There are still thousands of cases that have not yet been resolved in court, and studies have shown that it is far more likely that more people will be injured by transvaginal networks in the future. Currently, a total of over $ 5 billion has been paid to applicants. We could only name a few examples, but many other companies, including Neomedic Coloplast and Endo / American Medical Systems, had to pay out millions of patients equipped with their transvaginal network products.
Are transvaginal network products still on the market?
As of April 16, 2019, no new transvaginal network products will be sold on the market. This is the date on which the FDA asked Boston Scientific and Coloplast to immediately stop marketing their products and ordered them to remove any remaining products from the market.
Therefore, no transvaginal network products are legally available on the market. However, there can still be thousands of women who have had these products implanted but who do not yet have any adverse side effects. If someone with a transvaginal network hurts them in the future, they can file a lawsuit against the manufacturers.
The latest with transvaginal mesh products
Although no manufacturer has legally sold or marketed transvaginal mesh products in the United States, there are still many patients who have had such products implanted. Anyone with a transvaginal network should be well aware of the health risks they pose and consider seeing their doctor for the slightest signs of pain, incontinence, bleeding, or other symptoms associated with these products.

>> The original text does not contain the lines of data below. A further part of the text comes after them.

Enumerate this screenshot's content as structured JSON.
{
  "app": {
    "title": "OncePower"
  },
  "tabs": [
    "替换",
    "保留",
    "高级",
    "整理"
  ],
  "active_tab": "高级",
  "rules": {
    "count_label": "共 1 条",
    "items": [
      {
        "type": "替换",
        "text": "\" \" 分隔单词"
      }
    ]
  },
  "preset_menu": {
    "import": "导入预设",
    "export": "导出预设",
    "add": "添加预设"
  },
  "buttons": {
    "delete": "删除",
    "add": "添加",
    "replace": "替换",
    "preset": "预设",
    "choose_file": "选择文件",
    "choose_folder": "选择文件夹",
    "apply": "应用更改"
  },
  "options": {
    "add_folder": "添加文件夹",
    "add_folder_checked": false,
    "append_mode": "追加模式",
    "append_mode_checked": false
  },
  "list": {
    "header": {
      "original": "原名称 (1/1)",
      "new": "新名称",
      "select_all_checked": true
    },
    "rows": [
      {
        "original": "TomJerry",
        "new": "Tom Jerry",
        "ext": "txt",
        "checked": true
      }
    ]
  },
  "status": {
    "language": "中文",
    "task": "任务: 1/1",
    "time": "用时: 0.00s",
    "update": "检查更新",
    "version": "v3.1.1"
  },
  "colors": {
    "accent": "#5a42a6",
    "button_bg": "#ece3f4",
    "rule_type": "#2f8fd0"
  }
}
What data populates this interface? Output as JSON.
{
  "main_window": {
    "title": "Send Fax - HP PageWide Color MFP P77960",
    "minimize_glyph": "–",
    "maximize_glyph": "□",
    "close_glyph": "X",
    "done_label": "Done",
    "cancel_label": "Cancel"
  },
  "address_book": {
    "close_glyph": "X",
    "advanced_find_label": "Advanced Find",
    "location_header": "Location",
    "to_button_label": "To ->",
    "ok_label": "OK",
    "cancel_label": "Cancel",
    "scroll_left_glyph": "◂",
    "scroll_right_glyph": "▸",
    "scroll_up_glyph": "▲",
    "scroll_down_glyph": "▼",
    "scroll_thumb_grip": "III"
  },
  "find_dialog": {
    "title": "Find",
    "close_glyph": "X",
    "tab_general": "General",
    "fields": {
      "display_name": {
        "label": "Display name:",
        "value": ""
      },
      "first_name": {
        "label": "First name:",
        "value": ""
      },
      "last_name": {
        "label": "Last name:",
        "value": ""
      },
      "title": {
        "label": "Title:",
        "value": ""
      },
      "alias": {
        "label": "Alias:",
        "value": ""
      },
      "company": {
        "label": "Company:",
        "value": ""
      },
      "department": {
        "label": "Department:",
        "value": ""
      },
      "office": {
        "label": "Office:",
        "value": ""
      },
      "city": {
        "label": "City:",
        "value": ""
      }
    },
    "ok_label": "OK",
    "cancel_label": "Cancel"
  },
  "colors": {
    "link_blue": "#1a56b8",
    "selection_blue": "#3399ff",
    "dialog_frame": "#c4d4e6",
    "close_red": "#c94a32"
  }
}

All women with transvaginal meshes are entitled to file a lawsuit against their manufacturer. However, it can be more difficult to successfully file a lawsuit without having to claim certain damages.